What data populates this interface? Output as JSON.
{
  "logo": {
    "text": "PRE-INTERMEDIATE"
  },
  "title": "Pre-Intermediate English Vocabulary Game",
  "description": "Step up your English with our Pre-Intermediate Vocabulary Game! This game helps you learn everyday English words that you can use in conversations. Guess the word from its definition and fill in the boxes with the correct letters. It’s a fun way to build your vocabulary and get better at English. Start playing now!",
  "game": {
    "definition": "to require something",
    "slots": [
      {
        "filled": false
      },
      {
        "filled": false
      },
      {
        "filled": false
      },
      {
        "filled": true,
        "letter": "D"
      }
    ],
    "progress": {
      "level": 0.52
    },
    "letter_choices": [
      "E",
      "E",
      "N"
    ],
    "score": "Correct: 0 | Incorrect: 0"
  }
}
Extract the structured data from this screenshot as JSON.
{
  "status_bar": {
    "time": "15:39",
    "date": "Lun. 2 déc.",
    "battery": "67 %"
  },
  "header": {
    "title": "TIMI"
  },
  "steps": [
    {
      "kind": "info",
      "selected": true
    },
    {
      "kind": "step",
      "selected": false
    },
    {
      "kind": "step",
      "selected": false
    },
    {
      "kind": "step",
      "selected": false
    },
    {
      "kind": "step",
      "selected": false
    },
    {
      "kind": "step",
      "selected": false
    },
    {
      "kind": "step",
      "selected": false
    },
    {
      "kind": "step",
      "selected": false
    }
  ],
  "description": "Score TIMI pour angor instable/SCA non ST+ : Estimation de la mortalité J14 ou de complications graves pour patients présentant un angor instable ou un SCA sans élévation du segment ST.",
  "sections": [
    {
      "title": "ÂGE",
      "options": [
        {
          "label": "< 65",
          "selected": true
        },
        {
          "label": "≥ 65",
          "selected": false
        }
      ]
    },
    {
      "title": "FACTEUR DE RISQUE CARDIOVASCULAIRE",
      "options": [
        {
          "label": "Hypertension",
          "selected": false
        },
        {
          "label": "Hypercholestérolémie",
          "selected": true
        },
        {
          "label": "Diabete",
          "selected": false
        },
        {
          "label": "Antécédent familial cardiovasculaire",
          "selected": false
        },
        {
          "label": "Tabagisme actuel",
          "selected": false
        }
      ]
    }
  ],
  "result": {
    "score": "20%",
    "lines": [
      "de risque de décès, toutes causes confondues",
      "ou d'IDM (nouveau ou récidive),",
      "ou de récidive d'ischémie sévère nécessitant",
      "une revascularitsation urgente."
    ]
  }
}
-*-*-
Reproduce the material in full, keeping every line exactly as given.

== Expected output ==
What data populates this interface? Output as JSON.
{
  "logo": {
    "text": "PRE-INTERMEDIATE"
  },
  "title": "Pre-Intermediate English Vocabulary Game",
  "description": "Step up your English with our Pre-Intermediate Vocabulary Game! This game helps you learn everyday English words that you can use in conversations. Guess the word from its definition and fill in the boxes with the correct letters. It’s a fun way to build your vocabulary and get better at English. Start playing now!",
  "game": {
    "definition": "to require something",
    "slots": [
      {
        "filled": false
      },
      {
        "filled": false
      },
      {
        "filled": false
      },
      {
        "filled": true,
        "letter": "D"
      }
    ],
    "progress": {
      "level": 0.52
    },
    "letter_choices": [
      "E",
      "E",
      "N"
    ],
    "score": "Correct: 0 | Incorrect: 0"
  }
}
Extract the structured data from this screenshot as JSON.
{
  "status_bar": {
    "time": "15:39",
    "date": "Lun. 2 déc.",
    "battery": "67 %"
  },
  "header": {
    "title": "TIMI"
  },
  "steps": [
    {
      "kind": "info",
      "selected": true
    },
    {
      "kind": "step",
      "selected": false
    },
    {
      "kind": "step",
      "selected": false
    },
    {
      "kind": "step",
      "selected": false
    },
    {
      "kind": "step",
      "selected": false
    },
    {
      "kind": "step",
      "selected": false
    },
    {
      "kind": "step",
      "selected": false
    },
    {
      "kind": "step",
      "selected": false
    }
  ],
  "description": "Score TIMI pour angor instable/SCA non ST+ : Estimation de la mortalité J14 ou de complications graves pour patients présentant un angor instable ou un SCA sans élévation du segment ST.",
  "sections": [
    {
      "title": "ÂGE",
      "options": [
        {
          "label": "< 65",
          "selected": true
        },
        {
          "label": "≥ 65",
          "selected": false
        }
      ]
    },
    {
      "title": "FACTEUR DE RISQUE CARDIOVASCULAIRE",
      "options": [
        {
          "label": "Hypertension",
          "selected": false
        },
        {
          "label": "Hypercholestérolémie",
          "selected": true
        },
        {
          "label": "Diabete",
          "selected": false
        },
        {
          "label": "Antécédent familial cardiovasculaire",
          "selected": false
        },
        {
          "label": "Tabagisme actuel",
          "selected": false
        }
      ]
    }
  ],
  "result": {
    "score": "20%",
    "lines": [
      "de risque de décès, toutes causes confondues",
      "ou d'IDM (nouveau ou récidive),",
      "ou de récidive d'ischémie sévère nécessitant",
      "une revascularitsation urgente."
    ]
  }
}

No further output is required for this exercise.